Find the lines in the records that carry the word "name". Copy each one.

[Stored data]
==============================
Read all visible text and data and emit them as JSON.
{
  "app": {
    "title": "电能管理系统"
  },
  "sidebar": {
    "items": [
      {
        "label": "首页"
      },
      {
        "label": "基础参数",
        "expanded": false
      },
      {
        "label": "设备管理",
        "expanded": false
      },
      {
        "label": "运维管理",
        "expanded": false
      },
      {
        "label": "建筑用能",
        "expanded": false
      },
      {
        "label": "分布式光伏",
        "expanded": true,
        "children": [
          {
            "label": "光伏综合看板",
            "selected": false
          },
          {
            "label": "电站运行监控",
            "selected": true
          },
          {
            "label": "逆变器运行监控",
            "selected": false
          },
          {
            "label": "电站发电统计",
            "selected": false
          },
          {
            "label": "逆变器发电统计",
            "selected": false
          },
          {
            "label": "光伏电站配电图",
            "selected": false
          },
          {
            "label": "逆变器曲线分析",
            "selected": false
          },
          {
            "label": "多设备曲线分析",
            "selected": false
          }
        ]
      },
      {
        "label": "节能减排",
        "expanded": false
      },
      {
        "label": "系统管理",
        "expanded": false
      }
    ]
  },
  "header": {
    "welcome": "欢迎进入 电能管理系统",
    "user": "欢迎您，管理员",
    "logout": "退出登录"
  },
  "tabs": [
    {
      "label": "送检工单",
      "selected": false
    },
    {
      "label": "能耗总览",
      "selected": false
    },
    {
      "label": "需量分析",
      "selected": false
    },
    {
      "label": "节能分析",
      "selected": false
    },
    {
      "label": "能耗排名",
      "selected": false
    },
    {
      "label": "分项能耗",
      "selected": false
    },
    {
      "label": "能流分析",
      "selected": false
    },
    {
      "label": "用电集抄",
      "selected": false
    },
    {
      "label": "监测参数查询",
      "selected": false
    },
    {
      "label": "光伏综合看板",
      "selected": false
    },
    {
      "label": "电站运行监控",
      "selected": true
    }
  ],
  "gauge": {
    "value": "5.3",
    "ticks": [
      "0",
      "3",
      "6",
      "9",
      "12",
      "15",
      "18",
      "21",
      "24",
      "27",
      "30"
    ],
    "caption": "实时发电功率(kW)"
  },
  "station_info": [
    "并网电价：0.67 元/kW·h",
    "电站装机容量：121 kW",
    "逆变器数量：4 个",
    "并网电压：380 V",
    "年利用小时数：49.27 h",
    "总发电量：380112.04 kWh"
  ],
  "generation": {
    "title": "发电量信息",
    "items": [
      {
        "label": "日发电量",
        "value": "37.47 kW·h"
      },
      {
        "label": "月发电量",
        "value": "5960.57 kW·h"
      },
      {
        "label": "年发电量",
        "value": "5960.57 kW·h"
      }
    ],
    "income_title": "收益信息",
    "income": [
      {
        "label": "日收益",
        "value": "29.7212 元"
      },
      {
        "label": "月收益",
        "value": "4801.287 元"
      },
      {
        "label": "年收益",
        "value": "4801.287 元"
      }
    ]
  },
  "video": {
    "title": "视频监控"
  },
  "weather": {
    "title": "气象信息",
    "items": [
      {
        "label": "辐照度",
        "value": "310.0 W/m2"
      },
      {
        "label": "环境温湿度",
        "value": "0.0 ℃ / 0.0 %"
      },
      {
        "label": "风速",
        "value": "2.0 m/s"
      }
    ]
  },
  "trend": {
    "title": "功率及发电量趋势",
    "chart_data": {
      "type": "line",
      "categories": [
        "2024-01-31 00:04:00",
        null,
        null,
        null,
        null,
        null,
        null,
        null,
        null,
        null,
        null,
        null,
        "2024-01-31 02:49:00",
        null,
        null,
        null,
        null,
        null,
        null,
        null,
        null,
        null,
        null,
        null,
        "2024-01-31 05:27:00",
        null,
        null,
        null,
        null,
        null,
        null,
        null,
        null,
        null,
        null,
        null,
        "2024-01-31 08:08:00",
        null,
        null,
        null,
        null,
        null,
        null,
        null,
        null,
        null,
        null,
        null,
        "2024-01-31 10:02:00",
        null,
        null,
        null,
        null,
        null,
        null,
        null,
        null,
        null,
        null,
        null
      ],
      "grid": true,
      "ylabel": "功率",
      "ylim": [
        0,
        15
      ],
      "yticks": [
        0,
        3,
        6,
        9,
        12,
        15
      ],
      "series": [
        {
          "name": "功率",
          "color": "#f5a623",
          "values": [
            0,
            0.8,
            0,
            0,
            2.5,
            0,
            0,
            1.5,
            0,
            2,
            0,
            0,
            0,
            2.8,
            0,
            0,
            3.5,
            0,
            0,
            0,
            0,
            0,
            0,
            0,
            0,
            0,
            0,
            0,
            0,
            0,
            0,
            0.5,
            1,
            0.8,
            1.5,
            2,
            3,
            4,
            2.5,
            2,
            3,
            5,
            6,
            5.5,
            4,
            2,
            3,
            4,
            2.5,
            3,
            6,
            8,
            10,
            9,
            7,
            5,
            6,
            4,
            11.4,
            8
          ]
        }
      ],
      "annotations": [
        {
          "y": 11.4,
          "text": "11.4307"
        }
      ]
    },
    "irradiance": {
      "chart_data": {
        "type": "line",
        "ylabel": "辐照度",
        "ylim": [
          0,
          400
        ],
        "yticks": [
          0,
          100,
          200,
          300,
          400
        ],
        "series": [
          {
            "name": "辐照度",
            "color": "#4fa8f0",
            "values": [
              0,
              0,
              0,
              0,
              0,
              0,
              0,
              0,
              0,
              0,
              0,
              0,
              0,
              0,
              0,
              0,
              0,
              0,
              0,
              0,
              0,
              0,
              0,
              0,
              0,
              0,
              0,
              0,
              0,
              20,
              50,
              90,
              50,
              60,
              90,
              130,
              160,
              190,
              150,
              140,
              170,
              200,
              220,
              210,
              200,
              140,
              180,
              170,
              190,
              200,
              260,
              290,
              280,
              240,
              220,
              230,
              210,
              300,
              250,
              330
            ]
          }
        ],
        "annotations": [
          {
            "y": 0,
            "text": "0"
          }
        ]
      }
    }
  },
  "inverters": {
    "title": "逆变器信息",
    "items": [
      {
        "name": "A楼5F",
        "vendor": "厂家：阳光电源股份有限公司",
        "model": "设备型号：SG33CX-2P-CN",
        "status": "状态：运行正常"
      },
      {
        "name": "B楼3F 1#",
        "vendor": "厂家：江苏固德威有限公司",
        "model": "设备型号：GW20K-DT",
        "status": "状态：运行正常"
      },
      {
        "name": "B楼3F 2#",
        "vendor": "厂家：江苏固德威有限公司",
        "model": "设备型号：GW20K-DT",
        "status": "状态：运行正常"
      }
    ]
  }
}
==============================
**Written answer:**
          "name": "功率",
            "name": "辐照度",
        "name": "A楼5F",
        "name": "B楼3F 1#",
        "name": "B楼3F 2#",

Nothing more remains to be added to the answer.